Eritrea is one of the poorest countries in the world, yet was cleaner than many, honest, and easy to visit. We thoroughly enjoyed our 2 weeks there and would visit it again given the opportunity.
We anchored one night in this harbor, that had all of the modern equipment needed for a port, but no business or activity that we could see. We called on VHF and monitored all night, but there was no evidence of harbor control or shipping movement. We ducked out early in the morning, glad for the rest, but feeling sort of furtive.
No lack of activity here, lots of shipping and yachts kept the main port of Eritrea busy. Yachts were directed to a large basin, well protected from weather and swell, and we enjoyed a week of sheltered rest while we did some land touring. Massawa has seen better days, with bombed buildings and antiquated government offices, but the people were friendly, helpful and honest. We met 'Mike', who was the yachties' friend who organized currency exchange, laundry, tours, fuel, and any other of our needs - good service and we didn't mind if he got a cut of all of the action, he was worth it.

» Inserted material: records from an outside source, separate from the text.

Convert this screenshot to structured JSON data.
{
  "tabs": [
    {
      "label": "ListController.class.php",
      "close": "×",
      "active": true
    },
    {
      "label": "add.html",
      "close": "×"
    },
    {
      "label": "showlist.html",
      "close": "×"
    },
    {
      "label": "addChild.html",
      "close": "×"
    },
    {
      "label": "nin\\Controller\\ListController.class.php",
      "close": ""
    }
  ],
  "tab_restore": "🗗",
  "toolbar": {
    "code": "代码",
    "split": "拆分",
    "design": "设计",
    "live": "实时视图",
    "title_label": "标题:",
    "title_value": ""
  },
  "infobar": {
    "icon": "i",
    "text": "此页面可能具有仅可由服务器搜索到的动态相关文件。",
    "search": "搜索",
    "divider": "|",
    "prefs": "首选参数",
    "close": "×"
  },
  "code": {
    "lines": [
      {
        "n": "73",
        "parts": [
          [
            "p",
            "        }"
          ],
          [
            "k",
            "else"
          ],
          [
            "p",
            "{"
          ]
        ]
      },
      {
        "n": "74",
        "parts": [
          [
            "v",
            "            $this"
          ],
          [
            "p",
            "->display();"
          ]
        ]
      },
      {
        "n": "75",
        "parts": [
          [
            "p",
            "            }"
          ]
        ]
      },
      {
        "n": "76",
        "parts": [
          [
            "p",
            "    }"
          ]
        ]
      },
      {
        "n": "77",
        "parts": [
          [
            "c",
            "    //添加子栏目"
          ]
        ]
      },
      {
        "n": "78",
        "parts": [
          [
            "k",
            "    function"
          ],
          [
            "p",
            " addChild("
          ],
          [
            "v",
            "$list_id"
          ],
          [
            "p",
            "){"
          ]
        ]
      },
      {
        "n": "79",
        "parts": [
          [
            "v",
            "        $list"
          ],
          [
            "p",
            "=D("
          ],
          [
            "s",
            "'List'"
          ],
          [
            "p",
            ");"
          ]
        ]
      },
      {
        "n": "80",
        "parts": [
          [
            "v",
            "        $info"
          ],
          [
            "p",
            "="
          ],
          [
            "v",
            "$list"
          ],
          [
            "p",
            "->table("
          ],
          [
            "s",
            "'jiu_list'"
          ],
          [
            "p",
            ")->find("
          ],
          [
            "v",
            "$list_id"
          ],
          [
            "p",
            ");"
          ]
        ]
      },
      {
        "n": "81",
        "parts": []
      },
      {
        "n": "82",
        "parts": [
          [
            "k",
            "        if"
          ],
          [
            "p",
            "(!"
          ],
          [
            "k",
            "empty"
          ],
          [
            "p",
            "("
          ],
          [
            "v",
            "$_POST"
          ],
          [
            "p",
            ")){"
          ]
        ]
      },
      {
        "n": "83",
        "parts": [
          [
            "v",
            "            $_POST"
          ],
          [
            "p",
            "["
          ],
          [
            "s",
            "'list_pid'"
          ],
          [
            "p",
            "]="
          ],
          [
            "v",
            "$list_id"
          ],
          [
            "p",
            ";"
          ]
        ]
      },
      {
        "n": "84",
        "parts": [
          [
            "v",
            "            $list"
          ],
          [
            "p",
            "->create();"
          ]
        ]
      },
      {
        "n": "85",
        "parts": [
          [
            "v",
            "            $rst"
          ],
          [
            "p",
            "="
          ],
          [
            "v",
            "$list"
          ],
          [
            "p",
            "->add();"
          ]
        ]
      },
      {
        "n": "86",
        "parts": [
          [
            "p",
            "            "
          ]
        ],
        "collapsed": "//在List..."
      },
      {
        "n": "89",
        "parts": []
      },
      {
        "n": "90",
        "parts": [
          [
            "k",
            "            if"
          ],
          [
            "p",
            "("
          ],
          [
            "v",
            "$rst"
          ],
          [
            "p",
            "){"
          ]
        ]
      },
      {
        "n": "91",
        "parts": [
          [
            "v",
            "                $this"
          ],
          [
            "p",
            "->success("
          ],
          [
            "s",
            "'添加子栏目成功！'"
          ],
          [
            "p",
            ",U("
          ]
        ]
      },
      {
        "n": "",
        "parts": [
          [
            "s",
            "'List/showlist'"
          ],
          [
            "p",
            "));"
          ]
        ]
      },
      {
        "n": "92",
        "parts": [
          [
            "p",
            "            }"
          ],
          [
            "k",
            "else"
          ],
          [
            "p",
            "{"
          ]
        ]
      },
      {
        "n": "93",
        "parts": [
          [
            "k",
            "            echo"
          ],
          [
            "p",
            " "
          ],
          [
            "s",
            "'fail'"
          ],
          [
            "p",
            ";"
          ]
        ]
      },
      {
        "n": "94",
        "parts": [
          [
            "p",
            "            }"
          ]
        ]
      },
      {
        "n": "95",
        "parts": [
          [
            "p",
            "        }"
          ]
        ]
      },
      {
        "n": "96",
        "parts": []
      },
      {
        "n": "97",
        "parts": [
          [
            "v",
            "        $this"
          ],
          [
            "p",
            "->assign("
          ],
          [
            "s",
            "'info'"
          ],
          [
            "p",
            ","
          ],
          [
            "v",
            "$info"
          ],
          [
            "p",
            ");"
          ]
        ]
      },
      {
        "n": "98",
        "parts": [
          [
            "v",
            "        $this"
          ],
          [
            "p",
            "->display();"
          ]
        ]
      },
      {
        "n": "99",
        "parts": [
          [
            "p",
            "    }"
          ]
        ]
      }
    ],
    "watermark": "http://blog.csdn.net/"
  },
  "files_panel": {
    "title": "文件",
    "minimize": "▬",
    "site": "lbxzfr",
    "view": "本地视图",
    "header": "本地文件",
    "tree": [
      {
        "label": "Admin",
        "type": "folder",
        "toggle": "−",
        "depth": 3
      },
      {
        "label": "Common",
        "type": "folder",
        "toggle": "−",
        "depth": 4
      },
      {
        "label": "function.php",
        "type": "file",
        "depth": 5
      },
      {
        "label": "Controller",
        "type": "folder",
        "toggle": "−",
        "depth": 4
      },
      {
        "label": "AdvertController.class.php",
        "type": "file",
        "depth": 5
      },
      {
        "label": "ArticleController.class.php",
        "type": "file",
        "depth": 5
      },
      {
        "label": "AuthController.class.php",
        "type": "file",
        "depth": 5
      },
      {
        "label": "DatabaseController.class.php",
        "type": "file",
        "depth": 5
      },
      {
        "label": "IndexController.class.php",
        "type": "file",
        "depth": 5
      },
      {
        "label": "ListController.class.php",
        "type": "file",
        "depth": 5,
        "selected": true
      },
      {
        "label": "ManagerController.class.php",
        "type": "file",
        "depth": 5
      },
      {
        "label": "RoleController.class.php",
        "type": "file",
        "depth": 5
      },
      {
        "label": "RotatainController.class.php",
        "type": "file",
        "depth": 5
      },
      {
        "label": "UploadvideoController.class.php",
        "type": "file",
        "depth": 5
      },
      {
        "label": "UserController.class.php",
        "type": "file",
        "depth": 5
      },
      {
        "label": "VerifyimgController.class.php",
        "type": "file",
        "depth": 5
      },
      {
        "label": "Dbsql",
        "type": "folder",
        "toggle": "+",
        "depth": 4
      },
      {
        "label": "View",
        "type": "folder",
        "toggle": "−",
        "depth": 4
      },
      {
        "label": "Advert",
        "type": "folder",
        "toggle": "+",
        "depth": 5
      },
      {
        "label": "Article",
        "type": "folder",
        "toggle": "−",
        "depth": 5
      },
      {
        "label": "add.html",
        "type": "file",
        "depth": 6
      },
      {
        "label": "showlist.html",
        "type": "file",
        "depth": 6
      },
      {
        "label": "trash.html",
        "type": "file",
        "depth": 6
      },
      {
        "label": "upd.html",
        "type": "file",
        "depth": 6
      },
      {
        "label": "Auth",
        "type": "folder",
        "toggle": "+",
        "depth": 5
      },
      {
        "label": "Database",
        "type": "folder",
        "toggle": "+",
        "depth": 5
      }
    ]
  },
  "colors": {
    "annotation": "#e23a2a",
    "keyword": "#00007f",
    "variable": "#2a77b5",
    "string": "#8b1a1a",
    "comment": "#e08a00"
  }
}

The capital of Eritrea was a surprise - a city with sophisticated cafe's, patisseries, wide and clean streets - visible memories from the days that Italy dominated this corner of Africa. Elsewhere in the city was evidence of the border conflict with Ethiopia, UN signs and SUVs everywhere, the blue-helmeted soldiers trying to maintain peace where conflict simmers under the surface. Interspersed with conflict and sophistication was Africa, narrow streets, busy markets, and the everyday life of people who were poor, but proud.
Our driver, Solomon, agreed to divert 100 km (for a price) and on surprisingly good roads, we found ourselves in Keren, a small, country town reputed to have a camel market on this day. We were greeted by small houses, narrow crowded streets, donkey carts everywhere and no Western faces in sight. When Judi stopped to admire a camel, we ended up negotiating $0.50 for a picture. The camel driver however had other ideas, and cajoled us into mounting and posing - amid much laughter from the crowd that had quickly collected. The camel market included all types of livestock and was fascinating, but we managed to leave without buying one. Many people approached us in the market, some with smiles and others a little more tentative - but all were interested in seeing themselves on the tiny screen of Judi's digital camera.
Next country along the coast was Sudan - famous mostly for poverty and conflict, and more recently for the ongoing disaster in Darfur.